■ **ABOUT THIS EXERCISE**: Using the listing below, reproduce exactly the lines from the one with "Convert this screenshot" through the last, with all pictures left out.
+ + +
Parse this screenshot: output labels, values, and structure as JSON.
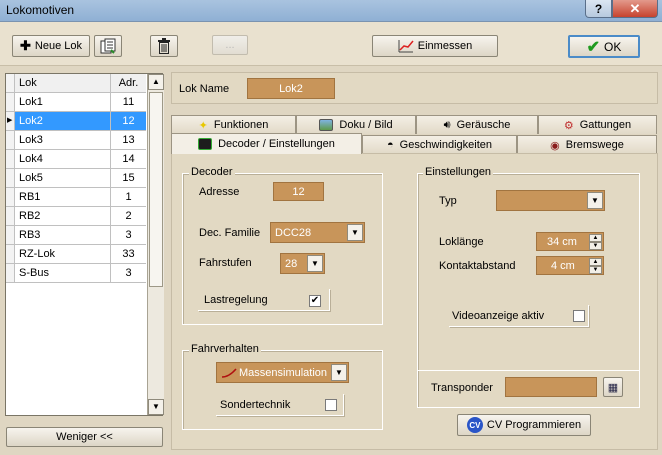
{
  "window": {
    "title": "Lokomotiven",
    "help": "?",
    "close": "✕"
  },
  "toolbar": {
    "new_lok": "Neue Lok",
    "disabled_btn": "...",
    "einmessen": "Einmessen",
    "ok": "OK"
  },
  "list": {
    "headers": [
      "Lok",
      "Adr."
    ],
    "rows": [
      {
        "name": "Lok1",
        "adr": "11"
      },
      {
        "name": "Lok2",
        "adr": "12"
      },
      {
        "name": "Lok3",
        "adr": "13"
      },
      {
        "name": "Lok4",
        "adr": "14"
      },
      {
        "name": "Lok5",
        "adr": "15"
      },
      {
        "name": "RB1",
        "adr": "1"
      },
      {
        "name": "RB2",
        "adr": "2"
      },
      {
        "name": "RB3",
        "adr": "3"
      },
      {
        "name": "RZ-Lok",
        "adr": "33"
      },
      {
        "name": "S-Bus",
        "adr": "3"
      }
    ],
    "selected_index": 1,
    "less_button": "Weniger <<"
  },
  "lokname": {
    "label": "Lok Name",
    "value": "Lok2"
  },
  "tabs": {
    "row1": [
      "Funktionen",
      "Doku / Bild",
      "Geräusche",
      "Gattungen"
    ],
    "row2": [
      "Decoder / Einstellungen",
      "Geschwindigkeiten",
      "Bremswege"
    ],
    "active": "Decoder / Einstellungen"
  },
  "decoder": {
    "title": "Decoder",
    "adresse_label": "Adresse",
    "adresse_value": "12",
    "familie_label": "Dec. Familie",
    "familie_value": "DCC28",
    "fahrstufen_label": "Fahrstufen",
    "fahrstufen_value": "28",
    "lastregelung_label": "Lastregelung",
    "lastregelung_checked": "✔"
  },
  "fahrverhalten": {
    "title": "Fahrverhalten",
    "value": "Massensimulation",
    "sondertechnik_label": "Sondertechnik"
  },
  "einstellungen": {
    "title": "Einstellungen",
    "typ_label": "Typ",
    "typ_value": "",
    "loklaenge_label": "Loklänge",
    "loklaenge_value": "34 cm",
    "kontakt_label": "Kontaktabstand",
    "kontakt_value": "4 cm",
    "video_label": "Videoanzeige aktiv",
    "transponder_label": "Transponder",
    "transponder_value": ""
  },
  "cv": {
    "button": "CV Programmieren",
    "icon_text": "CV"
  }
}
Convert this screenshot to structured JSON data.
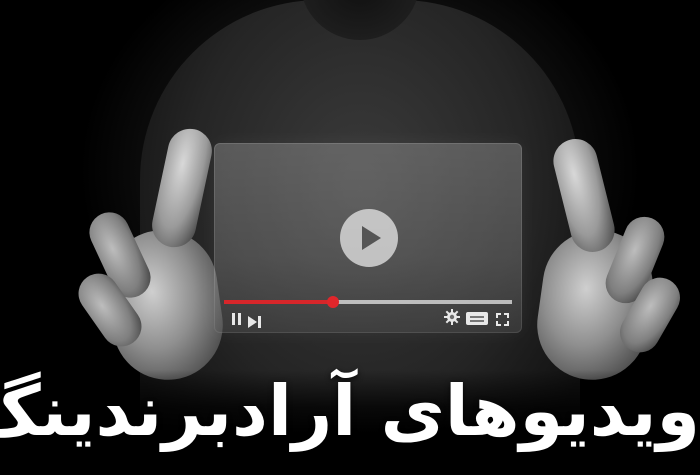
{
  "banner": {
    "title": "ویدیوهای آرادبرندینگ"
  },
  "player": {
    "progress_percent": 38,
    "play_icon": "play-icon",
    "controls": [
      "pause-icon",
      "next-icon",
      "gear-icon",
      "captions-icon",
      "fullscreen-icon"
    ]
  },
  "colors": {
    "background": "#000000",
    "progress": "#d7262a",
    "panel": "rgba(150,150,150,0.28)",
    "title": "#ffffff"
  }
}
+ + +
■ **ANSWER TO THIS TASK**:
Convert this screenshot to structured JSON data.
{
  "banner": {
    "title": "ویدیوهای آرادبرندینگ"
  },
  "player": {
    "progress_percent": 38,
    "play_icon": "play-icon",
    "controls": [
      "pause-icon",
      "next-icon",
      "gear-icon",
      "captions-icon",
      "fullscreen-icon"
    ]
  },
  "colors": {
    "background": "#000000",
    "progress": "#d7262a",
    "panel": "rgba(150,150,150,0.28)",
    "title": "#ffffff"
  }
}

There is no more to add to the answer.